I Dare to be Dumb! - Posted by Melissa

Posted by J.P. Vaughan on January 16, 1999 at 23:19:05:

Newbies who want serious answers to real estate questions
should post on our main News Group. That’s where all
the experienced investors hang out. Many also hang out
in our chat room (after 10pm EST).

JP Vaughan

I Dare to be Dumb! - Posted by Melissa

Posted by Melissa on January 15, 1999 at 11:22:39:

I am hereby appointing myself unofficial spokesperson for all the silent newbies out there who have questions they are afraid to ask because they’re afraid they will sound dumb. Luckily, I have no pride.

I’m an intelligent entrepreneur and homeowner with a master’s degree and I admit publicly here that although I’ve been through the CS course three times, I still don’t understand the logic behind the Carleton Sheets philosophy. I don’t doubt that it works. It obviously has for many of you on this site. I’m not a skeptic.

And I do understand the HOWs of the program as in HOW to buy a property no money down. He lays that out pretty clearly. What I don’t get is WHY one would want to–why it benefits one’s net worth to buy properties this way. Let me give you an example as I understand it and please show me what I’m missing here:

Let’s say I find a nice bread-and-butter property in a modest neighborhood that will fetch a rent adequate to cover expenses. Its fair market value (FMV) is $80,000 (in the Washington DC area, believe it or not, that’s very modest). Let’s also say that the seller is so anxious to get rid of the property that he/she is willing to take $65,000 for it. I also understand that the amount of equity the seller has is important because the seller is more likely to be flexible on terms than a lending institution would be but I won’t go into that. (Maybe that’s the key I’m missing.)

So I’m paying $65,000 for a house that’s worth $80,000. Great. That’s $15,000 in instant equity. But I still owe $65,000 to someone. Whether it’s the seller, a bank or a mortgage company, I still owe $65,000. This looks to me like my net worth would go DOWN by $50,000 ($15,000 new equity minus $65,000 new debt). And if I multiply this by 10, 20 or 30 more houses it just seems to me that the debt would increase exponentially faster than the equity.

What am I not getting here??? Please help. In fact, if you would be willing to e-mail me your phone number, I will call on my dime to get this cleared up. My e-mail is MelissaOTP@aol.com


Re: I Dare to be Dumb! - Posted by Mr C

Posted by Mr C on January 24, 1999 at 23:49:02:

You have a masters degree, etc. So Why can’t you understand the philosophy? Your masters is obviously not in accounting.

I own 13 properties (using Sheets and others) and you need (NEED) to understand the following accounting equation: Assets = Liabilities + Owners Equity. The asset is worth 80,000. The Note is at $65,000. Your instant equity is $15,000. Therefore the equation is equal.

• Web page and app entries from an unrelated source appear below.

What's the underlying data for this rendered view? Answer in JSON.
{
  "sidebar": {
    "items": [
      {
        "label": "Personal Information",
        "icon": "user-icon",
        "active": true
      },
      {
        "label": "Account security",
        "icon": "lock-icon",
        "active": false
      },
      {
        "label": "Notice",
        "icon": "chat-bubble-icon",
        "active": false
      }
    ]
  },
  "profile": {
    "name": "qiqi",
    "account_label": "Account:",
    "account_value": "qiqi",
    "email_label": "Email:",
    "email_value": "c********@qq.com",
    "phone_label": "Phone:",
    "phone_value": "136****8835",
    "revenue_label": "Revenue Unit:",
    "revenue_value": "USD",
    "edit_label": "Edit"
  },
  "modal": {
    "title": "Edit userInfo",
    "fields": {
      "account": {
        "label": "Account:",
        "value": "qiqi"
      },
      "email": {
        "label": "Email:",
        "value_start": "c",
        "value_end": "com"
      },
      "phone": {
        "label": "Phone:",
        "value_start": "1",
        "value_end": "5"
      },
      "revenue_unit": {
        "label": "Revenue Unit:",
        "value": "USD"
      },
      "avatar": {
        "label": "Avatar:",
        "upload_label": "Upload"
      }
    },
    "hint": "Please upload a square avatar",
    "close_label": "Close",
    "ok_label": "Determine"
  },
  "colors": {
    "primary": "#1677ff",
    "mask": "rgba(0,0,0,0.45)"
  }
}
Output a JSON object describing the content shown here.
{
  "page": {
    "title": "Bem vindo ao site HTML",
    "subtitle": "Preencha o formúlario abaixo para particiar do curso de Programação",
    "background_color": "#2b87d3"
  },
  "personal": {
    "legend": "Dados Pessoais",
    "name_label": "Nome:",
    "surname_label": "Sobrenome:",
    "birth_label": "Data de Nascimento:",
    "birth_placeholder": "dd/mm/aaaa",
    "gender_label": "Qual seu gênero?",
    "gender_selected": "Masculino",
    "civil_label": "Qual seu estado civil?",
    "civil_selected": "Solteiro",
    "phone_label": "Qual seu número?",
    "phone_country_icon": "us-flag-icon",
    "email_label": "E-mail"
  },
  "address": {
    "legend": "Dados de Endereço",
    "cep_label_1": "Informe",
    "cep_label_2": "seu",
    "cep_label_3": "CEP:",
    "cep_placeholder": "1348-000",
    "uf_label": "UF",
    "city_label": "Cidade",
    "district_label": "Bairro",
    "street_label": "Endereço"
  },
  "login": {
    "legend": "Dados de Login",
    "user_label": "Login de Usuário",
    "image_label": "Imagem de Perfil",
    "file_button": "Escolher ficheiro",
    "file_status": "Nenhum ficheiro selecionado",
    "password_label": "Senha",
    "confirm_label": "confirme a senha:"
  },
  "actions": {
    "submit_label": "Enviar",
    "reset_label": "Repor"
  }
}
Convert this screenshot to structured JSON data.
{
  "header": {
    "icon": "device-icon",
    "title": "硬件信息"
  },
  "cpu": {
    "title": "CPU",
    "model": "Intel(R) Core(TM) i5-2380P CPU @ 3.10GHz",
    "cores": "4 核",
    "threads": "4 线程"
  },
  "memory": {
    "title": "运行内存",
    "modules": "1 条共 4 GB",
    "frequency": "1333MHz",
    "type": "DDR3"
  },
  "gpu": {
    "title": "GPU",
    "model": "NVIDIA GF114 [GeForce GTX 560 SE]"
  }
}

I’m worth $125,000 (give or take a dollar or two) because my tenants are making me richer every month. The equation works out that way. The more they pay down my liabilities, the higher my OE and Assets. My CPA can tell you the specifics. I won’t even get into tax liabilities etc. Trust me, you can go to school and achieve 15 PhDs, you’ll still be a moron in the real world.

Don’t take that wrong, nothing beats the real world.

Dumb is a good start - Posted by karp

Posted by karp on January 15, 1999 at 19:26:36:

Hey Melissa,

Email me and I will give you my office number.
Feel free to call me anytime.
I will try to be gentle.



Lightbulb! DUH! - Posted by Melissa

Posted by Melissa on January 15, 1999 at 13:39:15:

I’m following up my own posting, and, happily, I’m the first to do so because I’ve seen my own mistake. My earlier posting was a sudden brain fart.

Of course, if I’ve bought the house, even though I owe on it, I did get something for that loan, namely, THE HOUSE. I had forgotten that principle. I was raised with the “don’t get into debt” philosophy so I don’t even think of my own house as mine because I’m paying a mortgage, but that mortgage did buy me the right to add the house’s value to my net worth. DUUH!

As silly as I feel, I’m still glad I posted my dumb question. Real estate investing has so many details to absorb and it’s possible to get befuddled. I think it’s important as we learn to admit what we don’t understand.

By the way, I’m serious about being an advocate for newbies who are shy. If you have a question you’re afraid to ask, let me know and I’ll pass it on under my name. But I wouldn’t be shy about posting your questions; the only way we’ll learn is to admit what we don’t know!

Cluelessly yours,